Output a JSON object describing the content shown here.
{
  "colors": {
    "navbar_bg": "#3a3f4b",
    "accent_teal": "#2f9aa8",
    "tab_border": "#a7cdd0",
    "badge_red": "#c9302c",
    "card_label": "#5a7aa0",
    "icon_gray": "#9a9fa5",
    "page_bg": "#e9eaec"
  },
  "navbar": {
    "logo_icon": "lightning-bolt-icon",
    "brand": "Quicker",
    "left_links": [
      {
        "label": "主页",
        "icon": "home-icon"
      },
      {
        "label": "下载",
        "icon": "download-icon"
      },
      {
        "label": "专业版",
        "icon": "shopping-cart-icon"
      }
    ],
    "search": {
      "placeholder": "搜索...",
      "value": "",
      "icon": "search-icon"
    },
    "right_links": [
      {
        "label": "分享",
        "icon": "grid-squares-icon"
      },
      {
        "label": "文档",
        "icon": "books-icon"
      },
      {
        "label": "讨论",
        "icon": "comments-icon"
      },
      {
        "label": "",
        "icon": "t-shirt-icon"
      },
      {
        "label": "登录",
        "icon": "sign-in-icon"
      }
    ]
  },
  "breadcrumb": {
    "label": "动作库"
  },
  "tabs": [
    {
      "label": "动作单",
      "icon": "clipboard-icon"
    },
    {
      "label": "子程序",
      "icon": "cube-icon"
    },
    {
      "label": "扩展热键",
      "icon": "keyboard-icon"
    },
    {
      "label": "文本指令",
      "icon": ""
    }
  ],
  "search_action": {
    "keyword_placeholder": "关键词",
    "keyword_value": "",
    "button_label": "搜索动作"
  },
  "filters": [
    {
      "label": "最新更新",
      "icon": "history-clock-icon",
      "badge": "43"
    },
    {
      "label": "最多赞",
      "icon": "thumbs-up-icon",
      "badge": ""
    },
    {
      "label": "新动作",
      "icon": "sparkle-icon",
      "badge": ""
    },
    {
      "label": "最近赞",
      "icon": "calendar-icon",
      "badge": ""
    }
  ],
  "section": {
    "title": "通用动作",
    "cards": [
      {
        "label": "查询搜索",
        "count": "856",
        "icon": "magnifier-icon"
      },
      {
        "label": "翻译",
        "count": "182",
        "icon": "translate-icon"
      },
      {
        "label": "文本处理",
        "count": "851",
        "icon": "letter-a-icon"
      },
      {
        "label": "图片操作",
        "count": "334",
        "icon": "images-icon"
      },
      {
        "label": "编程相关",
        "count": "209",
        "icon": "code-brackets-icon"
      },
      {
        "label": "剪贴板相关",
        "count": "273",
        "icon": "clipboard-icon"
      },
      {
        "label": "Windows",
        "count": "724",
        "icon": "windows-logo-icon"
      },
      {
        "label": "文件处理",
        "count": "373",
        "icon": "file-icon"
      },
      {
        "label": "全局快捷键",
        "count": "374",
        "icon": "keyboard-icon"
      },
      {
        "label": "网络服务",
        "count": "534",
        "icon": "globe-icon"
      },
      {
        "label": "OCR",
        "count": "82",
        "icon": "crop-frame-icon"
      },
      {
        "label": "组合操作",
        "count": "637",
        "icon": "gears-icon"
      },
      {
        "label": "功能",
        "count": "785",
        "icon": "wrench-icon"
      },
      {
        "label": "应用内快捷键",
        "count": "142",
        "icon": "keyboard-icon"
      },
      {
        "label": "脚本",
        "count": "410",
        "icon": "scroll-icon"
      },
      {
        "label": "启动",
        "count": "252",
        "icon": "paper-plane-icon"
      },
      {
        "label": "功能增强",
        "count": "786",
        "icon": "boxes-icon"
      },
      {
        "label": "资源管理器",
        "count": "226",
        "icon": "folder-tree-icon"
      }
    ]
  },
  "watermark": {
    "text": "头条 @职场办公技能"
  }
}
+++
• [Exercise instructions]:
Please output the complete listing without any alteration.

• [Output below]:
Output a JSON object describing the content shown here.
{
  "colors": {
    "navbar_bg": "#3a3f4b",
    "accent_teal": "#2f9aa8",
    "tab_border": "#a7cdd0",
    "badge_red": "#c9302c",
    "card_label": "#5a7aa0",
    "icon_gray": "#9a9fa5",
    "page_bg": "#e9eaec"
  },
  "navbar": {
    "logo_icon": "lightning-bolt-icon",
    "brand": "Quicker",
    "left_links": [
      {
        "label": "主页",
        "icon": "home-icon"
      },
      {
        "label": "下载",
        "icon": "download-icon"
      },
      {
        "label": "专业版",
        "icon": "shopping-cart-icon"
      }
    ],
    "search": {
      "placeholder": "搜索...",
      "value": "",
      "icon": "search-icon"
    },
    "right_links": [
      {
        "label": "分享",
        "icon": "grid-squares-icon"
      },
      {
        "label": "文档",
        "icon": "books-icon"
      },
      {
        "label": "讨论",
        "icon": "comments-icon"
      },
      {
        "label": "",
        "icon": "t-shirt-icon"
      },
      {
        "label": "登录",
        "icon": "sign-in-icon"
      }
    ]
  },
  "breadcrumb": {
    "label": "动作库"
  },
  "tabs": [
    {
      "label": "动作单",
      "icon": "clipboard-icon"
    },
    {
      "label": "子程序",
      "icon": "cube-icon"
    },
    {
      "label": "扩展热键",
      "icon": "keyboard-icon"
    },
    {
      "label": "文本指令",
      "icon": ""
    }
  ],
  "search_action": {
    "keyword_placeholder": "关键词",
    "keyword_value": "",
    "button_label": "搜索动作"
  },
  "filters": [
    {
      "label": "最新更新",
      "icon": "history-clock-icon",
      "badge": "43"
    },
    {
      "label": "最多赞",
      "icon": "thumbs-up-icon",
      "badge": ""
    },
    {
      "label": "新动作",
      "icon": "sparkle-icon",
      "badge": ""
    },
    {
      "label": "最近赞",
      "icon": "calendar-icon",
      "badge": ""
    }
  ],
  "section": {
    "title": "通用动作",
    "cards": [
      {
        "label": "查询搜索",
        "count": "856",
        "icon": "magnifier-icon"
      },
      {
        "label": "翻译",
        "count": "182",
        "icon": "translate-icon"
      },
      {
        "label": "文本处理",
        "count": "851",
        "icon": "letter-a-icon"
      },
      {
        "label": "图片操作",
        "count": "334",
        "icon": "images-icon"
      },
      {
        "label": "编程相关",
        "count": "209",
        "icon": "code-brackets-icon"
      },
      {
        "label": "剪贴板相关",
        "count": "273",
        "icon": "clipboard-icon"
      },
      {
        "label": "Windows",
        "count": "724",
        "icon": "windows-logo-icon"
      },
      {
        "label": "文件处理",
        "count": "373",
        "icon": "file-icon"
      },
      {
        "label": "全局快捷键",
        "count": "374",
        "icon": "keyboard-icon"
      },
      {
        "label": "网络服务",
        "count": "534",
        "icon": "globe-icon"
      },
      {
        "label": "OCR",
        "count": "82",
        "icon": "crop-frame-icon"
      },
      {
        "label": "组合操作",
        "count": "637",
        "icon": "gears-icon"
      },
      {
        "label": "功能",
        "count": "785",
        "icon": "wrench-icon"
      },
      {
        "label": "应用内快捷键",
        "count": "142",
        "icon": "keyboard-icon"
      },
      {
        "label": "脚本",
        "count": "410",
        "icon": "scroll-icon"
      },
      {
        "label": "启动",
        "count": "252",
        "icon": "paper-plane-icon"
      },
      {
        "label": "功能增强",
        "count": "786",
        "icon": "boxes-icon"
      },
      {
        "label": "资源管理器",
        "count": "226",
        "icon": "folder-tree-icon"
      }
    ]
  },
  "watermark": {
    "text": "头条 @职场办公技能"
  }
}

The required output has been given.